Moral lesson time! Rory showed up dressed as an elf to recite “Frosty The Snowman”, but instead he did a bit from A Charlie Brown Christmas. He reminded everyone of the true sentiment of the holidays and they bailed on the special to go help out at the soup kitchen, where Sam and Quinn already were. (This was to show us that Sam, having once been homeless, is now an inherently good person and that Quinn has now quickly and officially turned around her life.) Everyone sang an awkward song, and Rachel learned an important lesson.
Rachel had sneered at Finn’s Christmas gift of a pig to give poor people in Africa, but had a change of heart once everyone sang to homeless people. But Finn knew it wasn’t enough, so he also bought her a star – named Finn Hudson. “Because there’s already a star named Rachel Berry.” I didn’t quite catch what he said after that because I was too busy throwing up. He also gave her earrings, because charity and a star are known to be the two worst gifts ever, and also because Rachel basically demanded them. But since they’d all learned an important lesson, they returned the earrings and the iPod Rachel had gotten Finn and donated the cash to the Salvation Army. Not a particularly Glee-friendly charity.
As Rachel and Finn joined Sam and Rory in ringing the Salvation Army bells, I heard Rachel shout out a “Happy Hanukkah!” I fully believe that the Glee writers actually forgot Rachel is Jewish, and that was simply Lea Michele going rogue. Good for her.
Despite a few missteps, I thought there was a lot to love about this Christmas special. Let’s talk about the songs for a moment, and I’ll list my favorite quotes below.
“All I Want For Christmas Is You” – It’s hard to out-Mariah Mariah, but I thought Mercedes did a great job here and it set the right tone for the rest of the show.

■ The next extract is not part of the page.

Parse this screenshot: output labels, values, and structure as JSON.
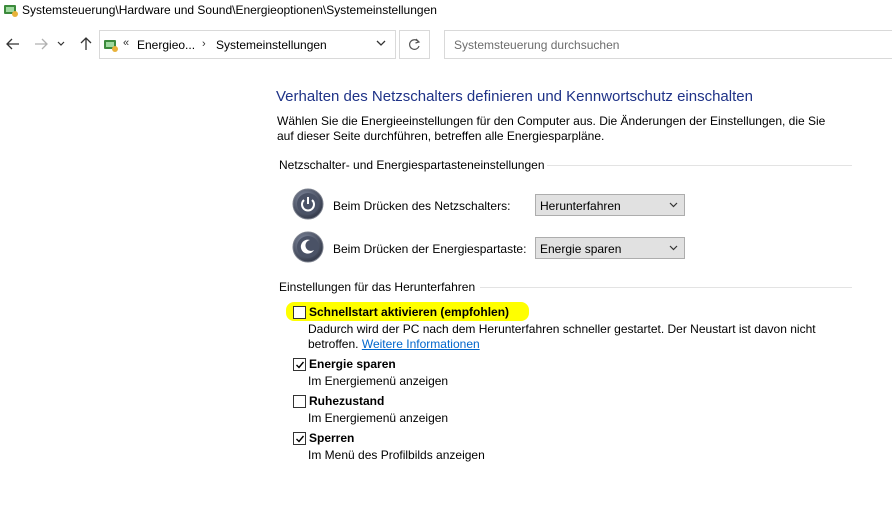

“Blue Christmas” – I think this was the best display of Damian McGuinty’s talent we’ve seen so far, but the performance still lacked the charisma I’d hoped to see.
“Wish I Had A River” – I bought the second Glee Christmas album on iTunes as soon as it was available, so I already knew I loved Rachel’s rendition of this song, which is one of my favorites – I’m with Sam, there’s a place for melancholy in the holiday season.
“Let It Snow” – This song isn’t one of my favorites on the soundtrack, but Kurt and Blaine’s dancing and the rat pack vibe made it my favorite from the episode.
“Favorite Things” – I feel like some people might have really disliked this since it’s not a super traditional Christmas song, but I thought it was classic and beautiful.
“Santa Claus Is Comin’ To Town” – Not my favorite (and the outfits were distracting) but I do love me some Puck.
“Christmas Wrapping” – This song was all about what was going on visually, which was a lot of fun.
“Let Them Know Its Christmastime” – My problems here weren’t with the actual musical performance – like I said, it was just an incredibly awkward choice of song.
- Sue’s forgiving New Directions for “having no talent and ruining the American songbook one mash-up at a time.”
- Sue referring to Artie, Kurt and Blaine as “Wheels, Porcelain, Other Gay” and later “Stumbles, Gelfing, and Young Burt Reynolds.”
- “Christmas isn’t just a time when Jewish kids get slightly uncomfortable and dwarves get jobs as Santas helpers in demeaning non-union commercials that make them quietly die inside.” – Sue
- “Holy crap, I’m dating Kim Kardashian.” – Finn
- “The homeless will be homeless for a while. That’s sort of the problem, isn’t it?” – Santana, suggesting to Sue that they can sing at the homeless shelter on a different night
- Kurt: “This is my, um, best friend and holiday roommate, Blaine Anderson.”
Blaine: “Welcome into our bachelor chalet.”
- TWO Charlie Brown Christmas references! Rachel quoting my favorite line, “All I want is what’s coming to me. All I want is my fair share,” and Rory saying “Lights please,” before doing the whole Linus speech. Love.
- “Would it be weird if I fixed myself a plate?” – Puck, at the homeless shelter
What did you guys think?